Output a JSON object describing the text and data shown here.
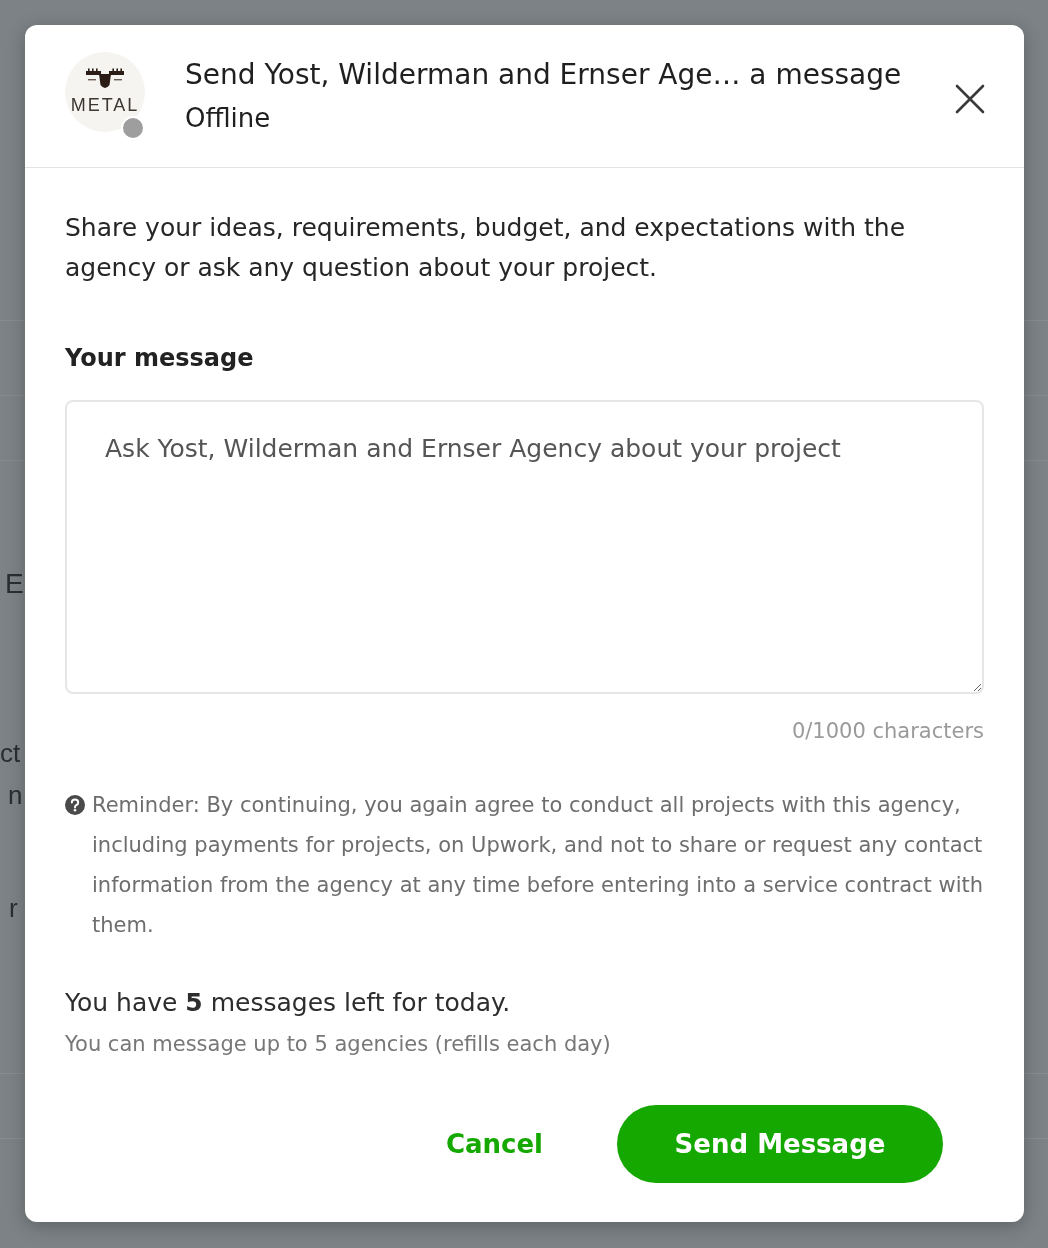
{
  "background": {
    "fragments": [
      "E",
      "ct",
      "n",
      "r"
    ]
  },
  "dialog": {
    "avatar": {
      "logo_text": "METAL",
      "online": false
    },
    "title": "Send Yost, Wilderman and Ernser Age… a message",
    "status": "Offline"
  },
  "intro": "Share your ideas, requirements, budget, and expectations with the agency or ask any question about your project.",
  "message_field": {
    "label": "Your message",
    "placeholder": "Ask Yost, Wilderman and Ernser Agency about your project",
    "counter": "0/1000 characters"
  },
  "reminder": "Reminder: By continuing, you again agree to conduct all projects with this agency, including payments for projects, on Upwork, and not to share or request any contact information from the agency at any time before entering into a service contract with them.",
  "quota": {
    "summary": "You have **5** messages left for today.",
    "note": "You can message up to 5 agencies (refills each day)"
  },
  "buttons": [
    {
      "label": "Cancel",
      "kind": "secondary"
    },
    {
      "label": "Send Message",
      "kind": "primary"
    }
  ]
}
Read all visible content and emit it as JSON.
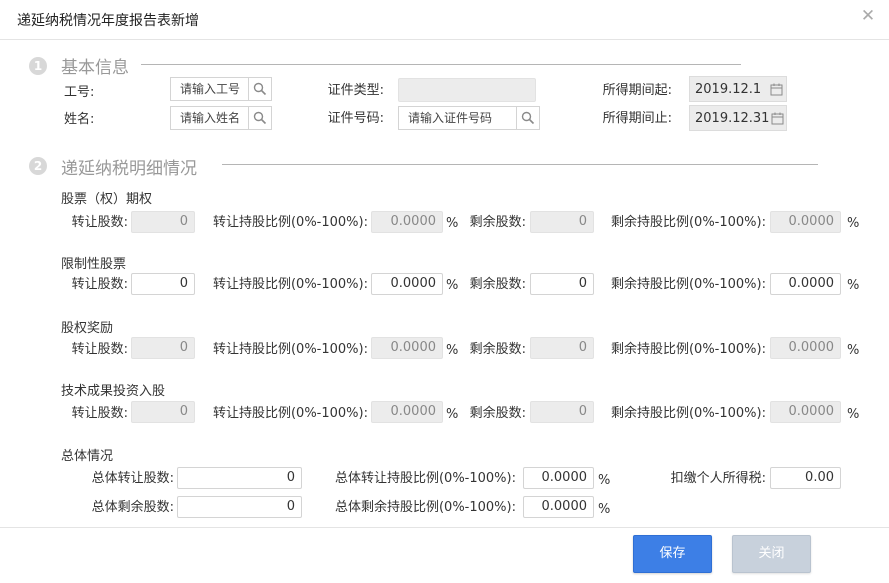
{
  "dialog": {
    "title": "递延纳税情况年度报告表新增",
    "close_icon": "close-icon"
  },
  "section1": {
    "number": "1",
    "title": "基本信息",
    "emp_no_label": "工号:",
    "emp_no_placeholder": "请输入工号",
    "cert_type_label": "证件类型:",
    "cert_type_value": "",
    "period_start_label": "所得期间起:",
    "period_start_value": "2019.12.1",
    "name_label": "姓名:",
    "name_placeholder": "请输入姓名",
    "cert_no_label": "证件号码:",
    "cert_no_placeholder": "请输入证件号码",
    "period_end_label": "所得期间止:",
    "period_end_value": "2019.12.31"
  },
  "section2": {
    "number": "2",
    "title": "递延纳税明细情况"
  },
  "labels": {
    "shares": "转让股数:",
    "ratio": "转让持股比例(0%-100%):",
    "remain_shares": "剩余股数:",
    "remain_ratio": "剩余持股比例(0%-100%):",
    "percent": "%"
  },
  "groups": [
    {
      "title": "股票（权）期权",
      "shares": "0",
      "ratio": "0.0000",
      "remain_shares": "0",
      "remain_ratio": "0.0000",
      "enabled": false
    },
    {
      "title": "限制性股票",
      "shares": "0",
      "ratio": "0.0000",
      "remain_shares": "0",
      "remain_ratio": "0.0000",
      "enabled": true
    },
    {
      "title": "股权奖励",
      "shares": "0",
      "ratio": "0.0000",
      "remain_shares": "0",
      "remain_ratio": "0.0000",
      "enabled": false
    },
    {
      "title": "技术成果投资入股",
      "shares": "0",
      "ratio": "0.0000",
      "remain_shares": "0",
      "remain_ratio": "0.0000",
      "enabled": false
    }
  ],
  "overall": {
    "title": "总体情况",
    "total_transfer_label": "总体转让股数:",
    "total_transfer_value": "0",
    "total_transfer_ratio_label": "总体转让持股比例(0%-100%):",
    "total_transfer_ratio_value": "0.0000",
    "tax_label": "扣缴个人所得税:",
    "tax_value": "0.00",
    "total_remain_label": "总体剩余股数:",
    "total_remain_value": "0",
    "total_remain_ratio_label": "总体剩余持股比例(0%-100%):",
    "total_remain_ratio_value": "0.0000",
    "percent": "%"
  },
  "footer": {
    "save_label": "保存",
    "close_label": "关闭"
  },
  "colors": {
    "accent": "#3d7fe6",
    "disabled_button": "#c8d1dc",
    "disabled_field": "#ececec"
  }
}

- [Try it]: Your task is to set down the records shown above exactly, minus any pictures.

- [Exercise response]:
Output a JSON object describing the text and data shown here.
{
  "background": {
    "fragments": [
      "E",
      "ct",
      "n",
      "r"
    ]
  },
  "dialog": {
    "avatar": {
      "logo_text": "METAL",
      "online": false
    },
    "title": "Send Yost, Wilderman and Ernser Age… a message",
    "status": "Offline"
  },
  "intro": "Share your ideas, requirements, budget, and expectations with the agency or ask any question about your project.",
  "message_field": {
    "label": "Your message",
    "placeholder": "Ask Yost, Wilderman and Ernser Agency about your project",
    "counter": "0/1000 characters"
  },
  "reminder": "Reminder: By continuing, you again agree to conduct all projects with this agency, including payments for projects, on Upwork, and not to share or request any contact information from the agency at any time before entering into a service contract with them.",
  "quota": {
    "summary": "You have **5** messages left for today.",
    "note": "You can message up to 5 agencies (refills each day)"
  },
  "buttons": [
    {
      "label": "Cancel",
      "kind": "secondary"
    },
    {
      "label": "Send Message",
      "kind": "primary"
    }
  ]
}
Read all visible content and emit it as JSON.
{
  "dialog": {
    "title": "递延纳税情况年度报告表新增",
    "close_icon": "close-icon"
  },
  "section1": {
    "number": "1",
    "title": "基本信息",
    "emp_no_label": "工号:",
    "emp_no_placeholder": "请输入工号",
    "cert_type_label": "证件类型:",
    "cert_type_value": "",
    "period_start_label": "所得期间起:",
    "period_start_value": "2019.12.1",
    "name_label": "姓名:",
    "name_placeholder": "请输入姓名",
    "cert_no_label": "证件号码:",
    "cert_no_placeholder": "请输入证件号码",
    "period_end_label": "所得期间止:",
    "period_end_value": "2019.12.31"
  },
  "section2": {
    "number": "2",
    "title": "递延纳税明细情况"
  },
  "labels": {
    "shares": "转让股数:",
    "ratio": "转让持股比例(0%-100%):",
    "remain_shares": "剩余股数:",
    "remain_ratio": "剩余持股比例(0%-100%):",
    "percent": "%"
  },
  "groups": [
    {
      "title": "股票（权）期权",
      "shares": "0",
      "ratio": "0.0000",
      "remain_shares": "0",
      "remain_ratio": "0.0000",
      "enabled": false
    },
    {
      "title": "限制性股票",
      "shares": "0",
      "ratio": "0.0000",
      "remain_shares": "0",
      "remain_ratio": "0.0000",
      "enabled": true
    },
    {
      "title": "股权奖励",
      "shares": "0",
      "ratio": "0.0000",
      "remain_shares": "0",
      "remain_ratio": "0.0000",
      "enabled": false
    },
    {
      "title": "技术成果投资入股",
      "shares": "0",
      "ratio": "0.0000",
      "remain_shares": "0",
      "remain_ratio": "0.0000",
      "enabled": false
    }
  ],
  "overall": {
    "title": "总体情况",
    "total_transfer_label": "总体转让股数:",
    "total_transfer_value": "0",
    "total_transfer_ratio_label": "总体转让持股比例(0%-100%):",
    "total_transfer_ratio_value": "0.0000",
    "tax_label": "扣缴个人所得税:",
    "tax_value": "0.00",
    "total_remain_label": "总体剩余股数:",
    "total_remain_value": "0",
    "total_remain_ratio_label": "总体剩余持股比例(0%-100%):",
    "total_remain_ratio_value": "0.0000",
    "percent": "%"
  },
  "footer": {
    "save_label": "保存",
    "close_label": "关闭"
  },
  "colors": {
    "accent": "#3d7fe6",
    "disabled_button": "#c8d1dc",
    "disabled_field": "#ececec"
  }
}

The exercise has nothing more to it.